Task item: Look over the entries below. Report how many lines hold the word "springmvc", and only that.

Entries from a dataset of interfaces:
BEGIN

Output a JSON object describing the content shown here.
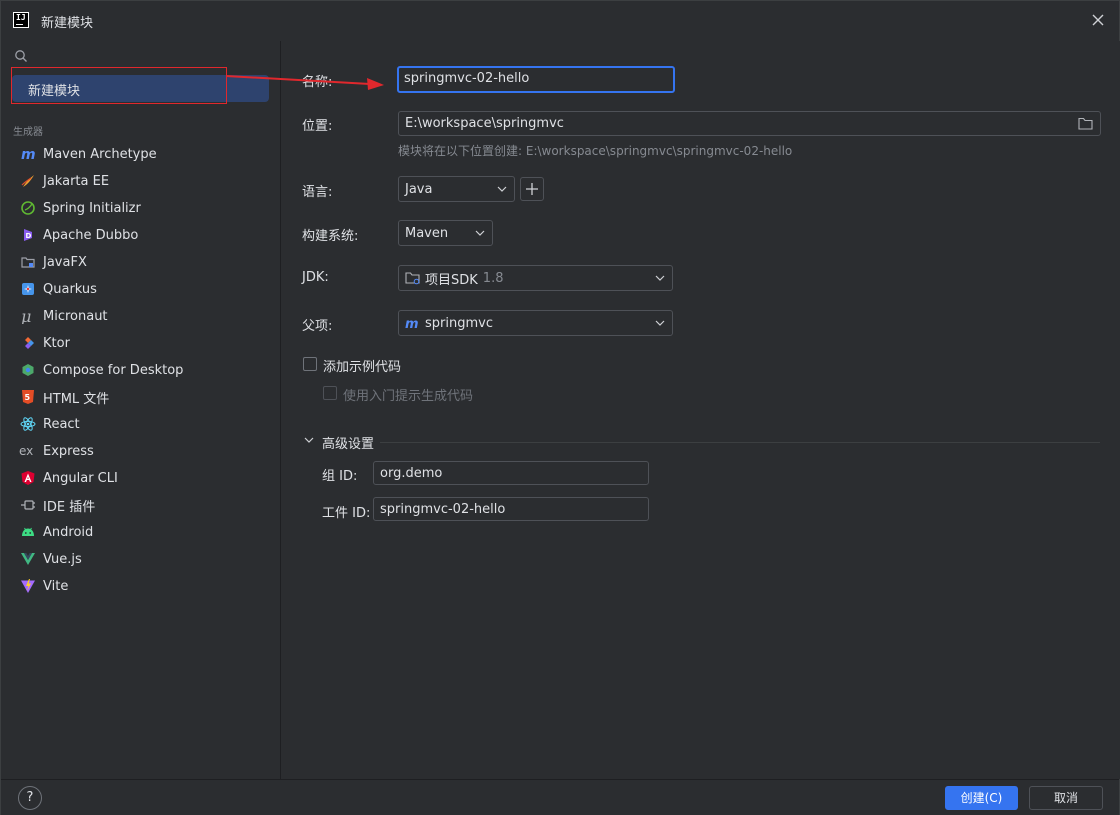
{
  "window": {
    "title": "新建模块"
  },
  "sidebar": {
    "selected_item": "新建模块",
    "section_title": "生成器",
    "generators": [
      {
        "label": "Maven Archetype",
        "icon": "maven-icon"
      },
      {
        "label": "Jakarta EE",
        "icon": "jakarta-icon"
      },
      {
        "label": "Spring Initializr",
        "icon": "spring-icon"
      },
      {
        "label": "Apache Dubbo",
        "icon": "dubbo-icon"
      },
      {
        "label": "JavaFX",
        "icon": "javafx-icon"
      },
      {
        "label": "Quarkus",
        "icon": "quarkus-icon"
      },
      {
        "label": "Micronaut",
        "icon": "micronaut-icon"
      },
      {
        "label": "Ktor",
        "icon": "ktor-icon"
      },
      {
        "label": "Compose for Desktop",
        "icon": "compose-icon"
      },
      {
        "label": "HTML 文件",
        "icon": "html-icon"
      },
      {
        "label": "React",
        "icon": "react-icon"
      },
      {
        "label": "Express",
        "icon": "express-icon"
      },
      {
        "label": "Angular CLI",
        "icon": "angular-icon"
      },
      {
        "label": "IDE 插件",
        "icon": "plugin-icon"
      },
      {
        "label": "Android",
        "icon": "android-icon"
      },
      {
        "label": "Vue.js",
        "icon": "vue-icon"
      },
      {
        "label": "Vite",
        "icon": "vite-icon"
      }
    ]
  },
  "form": {
    "name_label": "名称:",
    "name_value": "springmvc-02-hello",
    "location_label": "位置:",
    "location_value": "E:\\workspace\\springmvc",
    "location_hint": "模块将在以下位置创建: E:\\workspace\\springmvc\\springmvc-02-hello",
    "language_label": "语言:",
    "language_value": "Java",
    "build_label": "构建系统:",
    "build_value": "Maven",
    "jdk_label": "JDK:",
    "jdk_value": "项目SDK",
    "jdk_version": "1.8",
    "parent_label": "父项:",
    "parent_value": "springmvc",
    "sample_code_label": "添加示例代码",
    "onboarding_label": "使用入门提示生成代码",
    "advanced_label": "高级设置",
    "group_id_label": "组 ID:",
    "group_id_value": "org.demo",
    "artifact_id_label": "工件 ID:",
    "artifact_id_value": "springmvc-02-hello"
  },
  "footer": {
    "help_label": "?",
    "create_label": "创建(C)",
    "cancel_label": "取消"
  },
  "colors": {
    "accent": "#3574f0",
    "selection": "#2e436e",
    "annotation": "#e0282d"
  }
}
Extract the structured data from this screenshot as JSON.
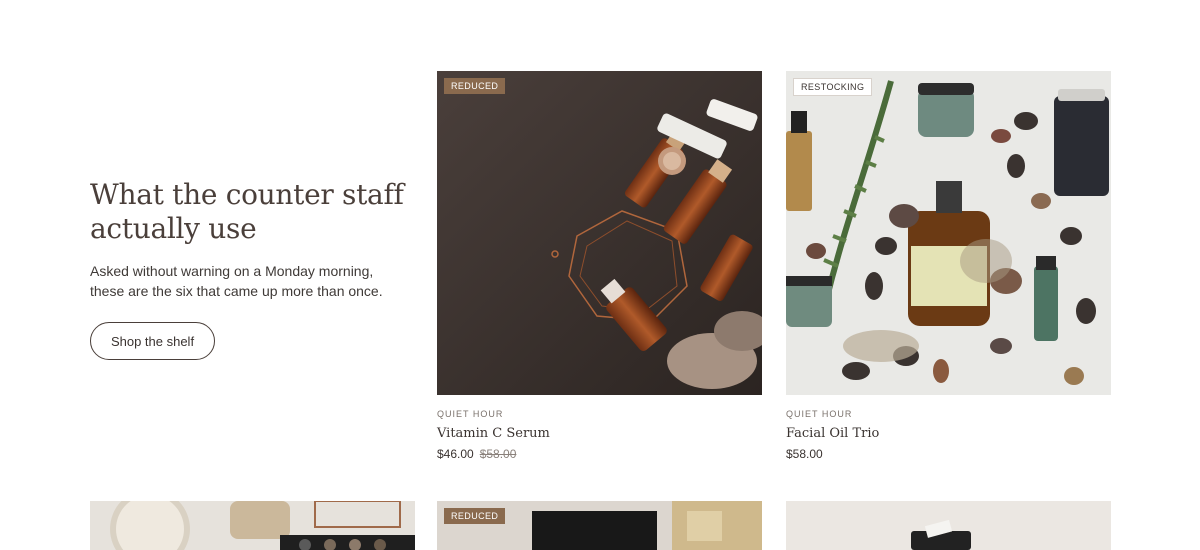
{
  "intro": {
    "heading": "What the counter staff actually use",
    "body": "Asked without warning on a Monday morning, these are the six that came up more than once.",
    "cta": "Shop the shelf"
  },
  "products": [
    {
      "badge": "REDUCED",
      "vendor": "QUIET HOUR",
      "title": "Vitamin C Serum",
      "price": "$46.00",
      "compare_price": "$58.00"
    },
    {
      "badge": "RESTOCKING",
      "vendor": "QUIET HOUR",
      "title": "Facial Oil Trio",
      "price": "$58.00"
    }
  ],
  "bottom_row": [
    {
      "badge": ""
    },
    {
      "badge": "REDUCED"
    },
    {
      "badge": ""
    }
  ],
  "colors": {
    "badge_reduced": "#8a6a4e",
    "text": "#3a3330"
  }
}
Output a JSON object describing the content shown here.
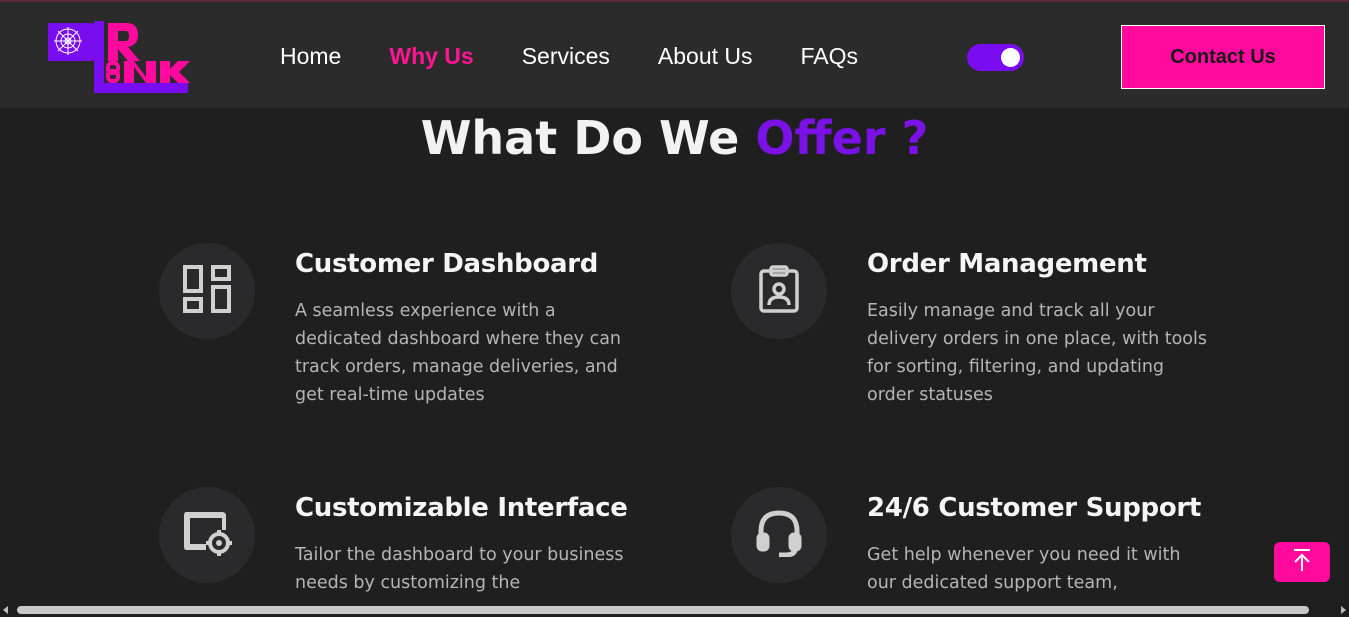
{
  "brand": {
    "logo_name": "DLRLink",
    "logo_letters": "DLRINK",
    "colors": {
      "purple": "#7a0cf0",
      "pink": "#ff0a9c"
    }
  },
  "nav": {
    "items": [
      {
        "label": "Home",
        "active": false
      },
      {
        "label": "Why Us",
        "active": true
      },
      {
        "label": "Services",
        "active": false
      },
      {
        "label": "About Us",
        "active": false
      },
      {
        "label": "FAQs",
        "active": false
      }
    ],
    "theme_toggle": {
      "state": "on"
    },
    "contact_label": "Contact Us"
  },
  "section": {
    "title_main": "What Do We",
    "title_accent": "Offer ?"
  },
  "features": [
    {
      "icon": "dashboard-icon",
      "title": "Customer Dashboard",
      "description": "A seamless experience with a dedicated dashboard where they can track orders, manage deliveries, and get real-time updates"
    },
    {
      "icon": "clipboard-user-icon",
      "title": "Order Management",
      "description": "Easily manage and track all your delivery orders in one place, with tools for sorting, filtering, and updating order statuses"
    },
    {
      "icon": "screen-settings-icon",
      "title": "Customizable Interface",
      "description": "Tailor the dashboard to your business needs by customizing the"
    },
    {
      "icon": "headset-icon",
      "title": "24/6 Customer Support",
      "description": "Get help whenever you need it with our dedicated support team,"
    }
  ],
  "scroll_top": {
    "icon": "arrow-up-to-top-icon"
  }
}
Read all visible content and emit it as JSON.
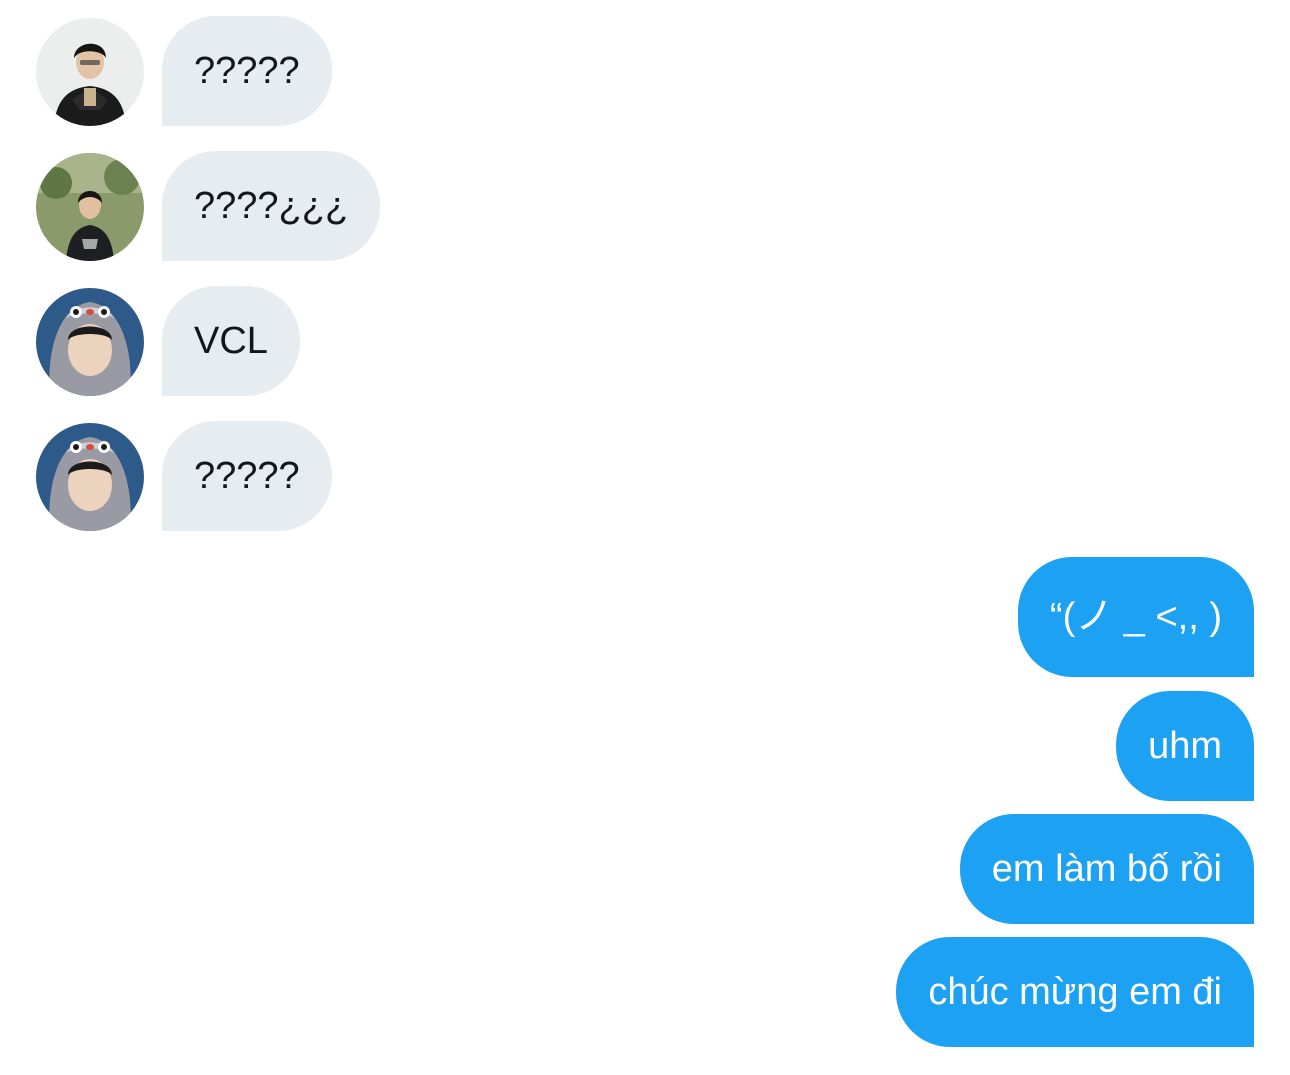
{
  "incoming": [
    {
      "text": "?????",
      "avatar": "avatar-player-black-jacket"
    },
    {
      "text": "????¿¿¿",
      "avatar": "avatar-player-outdoor"
    },
    {
      "text": "VCL",
      "avatar": "avatar-hooded-player"
    },
    {
      "text": "?????",
      "avatar": "avatar-hooded-player"
    }
  ],
  "outgoing": [
    {
      "text": "“(ノ _ <,, )"
    },
    {
      "text": "uhm"
    },
    {
      "text": "em làm bố rồi"
    },
    {
      "text": "chúc mừng em đi"
    }
  ],
  "colors": {
    "incoming_bubble": "#e6ecf0",
    "outgoing_bubble": "#1da1f2",
    "incoming_text": "#14171a",
    "outgoing_text": "#ffffff"
  }
}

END

Written solution: 5